ALMOST three dozen alien species are thriving in Ireland because of global warming and record rainfall levels.

Among species that have become a common feature of Irish wildlife are the Chinese mitten crab, bank vole, mourning dove, emperor dragonfly, natterjack toad, trigger fish and slipper lobster.

A TG4 documentary series, 'Coimhtioch Gan Cuireadh' or 'Alien Invaders', will show how some of the species arrived here only recently while others turned up generations ago.

John Murphy, of Waxwing Wildlife Productions which made the six-part series, said one new arrival was the greater white-toothed shrew, which had probably arrived in the roots of imported trees and were now thriving in counties Tipperary and Limerick.

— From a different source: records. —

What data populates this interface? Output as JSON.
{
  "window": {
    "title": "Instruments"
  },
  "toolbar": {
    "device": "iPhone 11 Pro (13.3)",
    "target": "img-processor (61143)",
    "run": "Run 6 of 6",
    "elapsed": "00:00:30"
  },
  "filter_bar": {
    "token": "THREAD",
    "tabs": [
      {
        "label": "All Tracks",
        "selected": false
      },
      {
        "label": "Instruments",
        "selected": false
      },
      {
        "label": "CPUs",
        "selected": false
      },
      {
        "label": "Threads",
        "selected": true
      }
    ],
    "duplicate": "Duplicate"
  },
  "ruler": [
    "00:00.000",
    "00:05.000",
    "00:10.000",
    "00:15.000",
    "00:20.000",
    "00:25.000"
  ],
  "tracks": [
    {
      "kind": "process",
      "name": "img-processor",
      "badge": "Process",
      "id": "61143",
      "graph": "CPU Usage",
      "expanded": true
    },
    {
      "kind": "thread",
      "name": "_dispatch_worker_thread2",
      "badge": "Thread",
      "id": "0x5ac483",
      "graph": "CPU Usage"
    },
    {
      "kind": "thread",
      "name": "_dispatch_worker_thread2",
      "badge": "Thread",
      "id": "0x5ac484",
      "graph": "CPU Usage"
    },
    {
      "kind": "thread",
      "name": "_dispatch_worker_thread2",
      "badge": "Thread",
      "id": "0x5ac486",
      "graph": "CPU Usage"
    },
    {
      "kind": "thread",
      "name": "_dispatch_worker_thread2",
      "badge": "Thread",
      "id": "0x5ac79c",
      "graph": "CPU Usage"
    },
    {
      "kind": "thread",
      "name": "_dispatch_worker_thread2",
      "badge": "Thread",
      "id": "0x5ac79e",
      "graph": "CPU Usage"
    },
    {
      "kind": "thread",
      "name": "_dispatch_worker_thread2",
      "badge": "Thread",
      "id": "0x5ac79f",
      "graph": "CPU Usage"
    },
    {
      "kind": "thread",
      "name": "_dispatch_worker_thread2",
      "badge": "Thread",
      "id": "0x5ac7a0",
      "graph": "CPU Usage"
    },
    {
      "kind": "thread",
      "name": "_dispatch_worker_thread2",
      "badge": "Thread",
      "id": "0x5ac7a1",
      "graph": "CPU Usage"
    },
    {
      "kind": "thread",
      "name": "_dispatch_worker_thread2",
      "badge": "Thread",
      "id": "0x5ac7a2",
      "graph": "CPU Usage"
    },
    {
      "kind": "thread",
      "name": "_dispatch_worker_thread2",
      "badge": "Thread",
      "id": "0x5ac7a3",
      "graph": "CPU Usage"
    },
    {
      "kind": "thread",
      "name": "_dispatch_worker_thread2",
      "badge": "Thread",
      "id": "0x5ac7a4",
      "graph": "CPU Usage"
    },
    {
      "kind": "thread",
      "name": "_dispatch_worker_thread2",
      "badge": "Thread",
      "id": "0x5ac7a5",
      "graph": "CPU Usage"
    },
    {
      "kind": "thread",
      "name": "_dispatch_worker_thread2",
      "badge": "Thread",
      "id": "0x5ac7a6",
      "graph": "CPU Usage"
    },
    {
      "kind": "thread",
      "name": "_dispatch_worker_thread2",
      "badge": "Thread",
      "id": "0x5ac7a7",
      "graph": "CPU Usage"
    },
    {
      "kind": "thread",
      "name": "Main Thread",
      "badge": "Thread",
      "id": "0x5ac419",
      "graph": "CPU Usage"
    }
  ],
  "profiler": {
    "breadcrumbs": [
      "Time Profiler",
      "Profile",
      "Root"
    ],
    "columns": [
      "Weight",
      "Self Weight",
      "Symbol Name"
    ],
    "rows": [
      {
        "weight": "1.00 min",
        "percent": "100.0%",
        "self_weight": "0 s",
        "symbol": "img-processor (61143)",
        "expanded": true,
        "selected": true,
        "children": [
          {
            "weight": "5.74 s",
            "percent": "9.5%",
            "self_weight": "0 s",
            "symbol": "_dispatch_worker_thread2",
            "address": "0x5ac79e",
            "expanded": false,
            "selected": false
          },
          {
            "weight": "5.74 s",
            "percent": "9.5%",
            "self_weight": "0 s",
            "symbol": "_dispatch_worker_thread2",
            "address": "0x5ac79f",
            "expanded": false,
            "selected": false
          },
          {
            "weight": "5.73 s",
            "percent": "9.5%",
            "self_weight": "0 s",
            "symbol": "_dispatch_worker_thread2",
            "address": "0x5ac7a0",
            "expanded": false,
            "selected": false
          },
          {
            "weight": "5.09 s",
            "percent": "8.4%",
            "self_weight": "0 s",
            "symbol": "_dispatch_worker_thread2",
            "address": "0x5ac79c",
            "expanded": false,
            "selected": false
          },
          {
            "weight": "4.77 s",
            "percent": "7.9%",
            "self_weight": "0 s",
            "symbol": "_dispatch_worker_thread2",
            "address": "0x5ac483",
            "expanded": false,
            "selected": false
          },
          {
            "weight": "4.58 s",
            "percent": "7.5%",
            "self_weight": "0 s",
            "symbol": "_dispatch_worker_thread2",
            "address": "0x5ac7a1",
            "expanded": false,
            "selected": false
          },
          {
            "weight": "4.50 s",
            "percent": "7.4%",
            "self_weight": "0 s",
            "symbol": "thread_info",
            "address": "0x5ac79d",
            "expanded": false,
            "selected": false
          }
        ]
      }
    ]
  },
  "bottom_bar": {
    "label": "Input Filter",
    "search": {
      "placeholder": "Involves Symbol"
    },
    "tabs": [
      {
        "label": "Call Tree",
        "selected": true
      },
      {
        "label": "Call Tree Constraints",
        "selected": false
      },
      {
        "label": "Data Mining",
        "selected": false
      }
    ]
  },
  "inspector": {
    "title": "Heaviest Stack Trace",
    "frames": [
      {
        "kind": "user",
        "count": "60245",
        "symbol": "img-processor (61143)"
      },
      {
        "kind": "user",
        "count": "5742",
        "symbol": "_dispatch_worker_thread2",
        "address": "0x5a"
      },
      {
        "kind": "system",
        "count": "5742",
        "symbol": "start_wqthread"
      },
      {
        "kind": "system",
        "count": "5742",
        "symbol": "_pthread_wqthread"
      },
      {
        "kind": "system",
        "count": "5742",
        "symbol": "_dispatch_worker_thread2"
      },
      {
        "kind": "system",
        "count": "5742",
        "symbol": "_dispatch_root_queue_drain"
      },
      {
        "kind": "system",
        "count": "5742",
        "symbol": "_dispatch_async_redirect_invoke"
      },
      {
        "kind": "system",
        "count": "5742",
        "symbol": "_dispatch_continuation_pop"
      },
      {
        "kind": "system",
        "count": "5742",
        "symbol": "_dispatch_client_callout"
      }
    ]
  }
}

The collared dove, cattle egrets and blackcap are new examples of birds; and slow worms, which are only found on the reclaimed meadow fringes of the Burren, were reportedly brought over by British hippies in the early 1970s. Alien fish species are appearing in greater numbers, including the grey triggerfish which hails from the tropical Atlantic and the Mediterranean.